Ann Arbor must aim higher than "barely acceptable'' for City Place project
The Ann Arbor City Council’s unanimous vote to approve a site plan for City Place may represent a victory for the developer of this vapid project, but here’s hoping it proves to be an empty one.
Neither city officials nor neighbors - nor we - can summon any enthusiasm for this 144-bedroom apartment house project on South Fifth Avenue, where seven historic homes now stand.
Granted, the project does meet the bare minimum requirements for approval, which is why City Council felt legally bound to accept the site plan, even as one remarked he had to “hold my nose’’ in order to vote for it.
There does not, however, appear to be any great likelihood that the project will be built in the form that City Council reluctantly accepted last Monday.
Market forces may be enough to prevent it. City Place is geared toward a student audience and demand for that type of housing appears soft at the moment, thanks to newly built student apartment buildings and college dormitory renovations. Financing such a project in the current economic climate may not be possible, either.
More importantly, the city has instituted a six-month moratorium on new development or the demolition of existing buildings in that area while a committee studies whether a historic district should be created to preserve the Germantown neighborhood.
That moratorium should keep City Place on hold for now, and hopefully create a window of opportunity for developer Alex de Parry to work with neighbors to craft a more acceptable project.
Last July, the developer reached an agreement with the city under which the site plan would be tabled and he’d come back in January with a revised planned unit development, or PUD.
That’s why city officials were surprised when de Parry came back this month and compelled a vote on the site plan that had been tabled. But he said city officials forced his hand, claiming it was an act of bad faith for the city to approve the moratorium after he’d already agreed to revise his project.
If this were not such an uninspired, set-the-bar-as-low-as-possible design, we could muster more sympathy for de Parry.

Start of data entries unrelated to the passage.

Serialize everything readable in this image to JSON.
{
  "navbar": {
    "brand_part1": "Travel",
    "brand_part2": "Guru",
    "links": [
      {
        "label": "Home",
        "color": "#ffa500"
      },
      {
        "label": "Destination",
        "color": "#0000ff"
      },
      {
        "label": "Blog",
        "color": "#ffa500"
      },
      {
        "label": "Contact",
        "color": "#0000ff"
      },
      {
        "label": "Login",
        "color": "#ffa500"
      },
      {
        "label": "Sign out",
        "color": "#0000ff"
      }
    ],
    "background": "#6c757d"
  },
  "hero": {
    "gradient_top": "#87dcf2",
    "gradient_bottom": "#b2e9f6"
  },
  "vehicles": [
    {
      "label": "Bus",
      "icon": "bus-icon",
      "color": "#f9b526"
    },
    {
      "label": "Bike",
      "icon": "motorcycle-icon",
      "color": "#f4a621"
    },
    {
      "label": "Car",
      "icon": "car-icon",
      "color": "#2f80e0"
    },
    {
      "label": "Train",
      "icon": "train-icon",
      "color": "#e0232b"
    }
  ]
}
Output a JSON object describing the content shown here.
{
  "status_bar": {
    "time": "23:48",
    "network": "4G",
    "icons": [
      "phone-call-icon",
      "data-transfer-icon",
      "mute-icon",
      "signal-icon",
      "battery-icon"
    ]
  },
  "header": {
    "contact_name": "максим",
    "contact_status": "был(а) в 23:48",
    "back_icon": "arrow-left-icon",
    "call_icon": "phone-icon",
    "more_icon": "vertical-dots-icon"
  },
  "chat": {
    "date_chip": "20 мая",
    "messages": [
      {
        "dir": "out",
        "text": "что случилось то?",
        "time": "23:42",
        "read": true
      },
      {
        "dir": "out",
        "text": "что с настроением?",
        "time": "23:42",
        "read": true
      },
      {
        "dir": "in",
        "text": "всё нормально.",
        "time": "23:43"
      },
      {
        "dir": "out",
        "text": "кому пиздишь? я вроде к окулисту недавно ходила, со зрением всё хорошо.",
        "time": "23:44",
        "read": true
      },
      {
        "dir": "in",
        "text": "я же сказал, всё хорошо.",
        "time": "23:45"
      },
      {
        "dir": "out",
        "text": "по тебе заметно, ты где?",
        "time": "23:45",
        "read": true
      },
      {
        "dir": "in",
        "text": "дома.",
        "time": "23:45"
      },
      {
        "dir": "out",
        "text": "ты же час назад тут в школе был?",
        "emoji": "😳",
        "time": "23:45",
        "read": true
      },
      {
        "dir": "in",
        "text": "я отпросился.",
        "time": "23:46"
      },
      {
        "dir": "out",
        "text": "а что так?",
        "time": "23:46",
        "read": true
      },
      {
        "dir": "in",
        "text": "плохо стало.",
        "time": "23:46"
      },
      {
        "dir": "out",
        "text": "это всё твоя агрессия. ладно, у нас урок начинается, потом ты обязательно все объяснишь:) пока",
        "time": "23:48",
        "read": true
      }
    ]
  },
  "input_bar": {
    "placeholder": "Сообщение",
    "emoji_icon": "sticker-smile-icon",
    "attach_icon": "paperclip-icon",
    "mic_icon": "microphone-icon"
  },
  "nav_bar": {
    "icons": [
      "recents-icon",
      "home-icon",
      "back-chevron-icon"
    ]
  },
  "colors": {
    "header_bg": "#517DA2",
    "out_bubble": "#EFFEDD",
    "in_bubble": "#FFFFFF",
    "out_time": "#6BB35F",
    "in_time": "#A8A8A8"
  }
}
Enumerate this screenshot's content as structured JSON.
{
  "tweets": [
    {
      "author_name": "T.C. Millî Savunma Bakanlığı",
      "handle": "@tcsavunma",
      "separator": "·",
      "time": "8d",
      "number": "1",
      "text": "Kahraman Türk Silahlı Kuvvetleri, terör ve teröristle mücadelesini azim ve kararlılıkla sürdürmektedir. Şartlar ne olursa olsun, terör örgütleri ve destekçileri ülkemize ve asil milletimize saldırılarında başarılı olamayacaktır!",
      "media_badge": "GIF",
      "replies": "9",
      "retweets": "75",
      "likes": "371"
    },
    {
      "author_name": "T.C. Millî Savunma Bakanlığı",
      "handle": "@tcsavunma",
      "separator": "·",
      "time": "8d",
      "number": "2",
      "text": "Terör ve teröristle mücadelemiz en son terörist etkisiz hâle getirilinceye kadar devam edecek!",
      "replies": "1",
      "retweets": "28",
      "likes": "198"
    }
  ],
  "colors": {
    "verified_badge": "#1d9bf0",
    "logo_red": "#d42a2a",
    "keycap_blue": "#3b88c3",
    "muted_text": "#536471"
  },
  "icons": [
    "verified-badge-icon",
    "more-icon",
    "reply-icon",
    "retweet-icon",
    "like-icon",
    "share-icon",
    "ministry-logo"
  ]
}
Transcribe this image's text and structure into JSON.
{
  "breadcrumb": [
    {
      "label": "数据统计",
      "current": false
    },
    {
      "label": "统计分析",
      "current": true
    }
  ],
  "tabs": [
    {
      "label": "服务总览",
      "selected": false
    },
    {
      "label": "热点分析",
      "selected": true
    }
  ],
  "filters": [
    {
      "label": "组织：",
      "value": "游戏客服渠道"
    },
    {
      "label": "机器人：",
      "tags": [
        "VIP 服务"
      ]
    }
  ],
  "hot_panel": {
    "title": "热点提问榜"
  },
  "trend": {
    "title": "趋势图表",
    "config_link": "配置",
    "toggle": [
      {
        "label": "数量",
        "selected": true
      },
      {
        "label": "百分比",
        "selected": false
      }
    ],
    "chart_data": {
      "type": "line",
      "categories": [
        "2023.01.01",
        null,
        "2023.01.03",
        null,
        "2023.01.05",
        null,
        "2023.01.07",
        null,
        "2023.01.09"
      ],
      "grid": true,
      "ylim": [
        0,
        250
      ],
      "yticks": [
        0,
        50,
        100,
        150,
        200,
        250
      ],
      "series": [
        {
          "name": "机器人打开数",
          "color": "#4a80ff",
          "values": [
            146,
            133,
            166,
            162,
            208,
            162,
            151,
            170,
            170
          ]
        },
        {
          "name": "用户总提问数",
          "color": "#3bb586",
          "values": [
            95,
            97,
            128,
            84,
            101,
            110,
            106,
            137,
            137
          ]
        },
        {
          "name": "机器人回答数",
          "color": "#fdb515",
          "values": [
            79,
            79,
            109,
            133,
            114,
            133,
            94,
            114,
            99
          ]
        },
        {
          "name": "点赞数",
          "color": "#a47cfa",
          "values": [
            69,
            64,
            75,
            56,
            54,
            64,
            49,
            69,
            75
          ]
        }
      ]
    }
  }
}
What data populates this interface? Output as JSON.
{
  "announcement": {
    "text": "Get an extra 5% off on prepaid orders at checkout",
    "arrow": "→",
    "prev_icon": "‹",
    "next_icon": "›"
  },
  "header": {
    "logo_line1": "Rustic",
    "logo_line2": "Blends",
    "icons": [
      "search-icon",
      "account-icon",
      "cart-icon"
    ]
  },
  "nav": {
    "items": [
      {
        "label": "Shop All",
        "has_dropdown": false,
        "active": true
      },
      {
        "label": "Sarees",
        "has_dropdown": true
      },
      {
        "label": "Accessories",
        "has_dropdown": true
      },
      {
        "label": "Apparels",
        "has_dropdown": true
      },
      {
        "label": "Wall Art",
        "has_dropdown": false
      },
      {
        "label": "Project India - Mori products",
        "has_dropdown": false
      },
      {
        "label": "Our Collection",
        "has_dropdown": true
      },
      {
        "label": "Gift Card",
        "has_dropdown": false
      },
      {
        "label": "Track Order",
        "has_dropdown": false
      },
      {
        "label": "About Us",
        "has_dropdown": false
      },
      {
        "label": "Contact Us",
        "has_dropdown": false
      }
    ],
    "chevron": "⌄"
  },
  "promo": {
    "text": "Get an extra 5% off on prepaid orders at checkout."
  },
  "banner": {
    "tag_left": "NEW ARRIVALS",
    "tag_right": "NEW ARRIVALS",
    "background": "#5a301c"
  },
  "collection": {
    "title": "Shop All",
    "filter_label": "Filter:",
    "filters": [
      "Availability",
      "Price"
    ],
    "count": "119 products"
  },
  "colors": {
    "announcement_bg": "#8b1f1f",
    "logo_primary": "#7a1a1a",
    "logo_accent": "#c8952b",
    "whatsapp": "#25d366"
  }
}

Ann Arbor is notoriously slow, difficult and inconsistent in the way in the way it receives development projects, and he is by no means the first developer to feel frustrated by the process.
But as we look to the future of Ann Arbor, we don’t think “barely acceptable’’ is the standard we should be shooting for, and we find it particularly unpalatable to sacrifice seven century-old homes for the City Place plan currently on the table.
Even though de Parry forced the City Council to vote on the site plan that won approval last week, we remain hopeful that was more an act of brinksmanship than a signal of his intention to impose this project on the city without significantly reworking it.
He told AnnArbor.com last week that he is modifying a plan for City Place based on neighborhood input, and is awaiting revised renderings from his architect.
The Germantown Neighborhood Association remains adamantly opposed to the current version of the plan, although it has said it would accept a project that included some mix of new units and renovation of existing homes that respects the character of the area.
That would be a welcome outcome and we encourage the city, the developer and the neighbors to continue to work toward it.
(This editorial was published in today's newspaper and reflects the opinion of the AnnArbor.com editorial board.)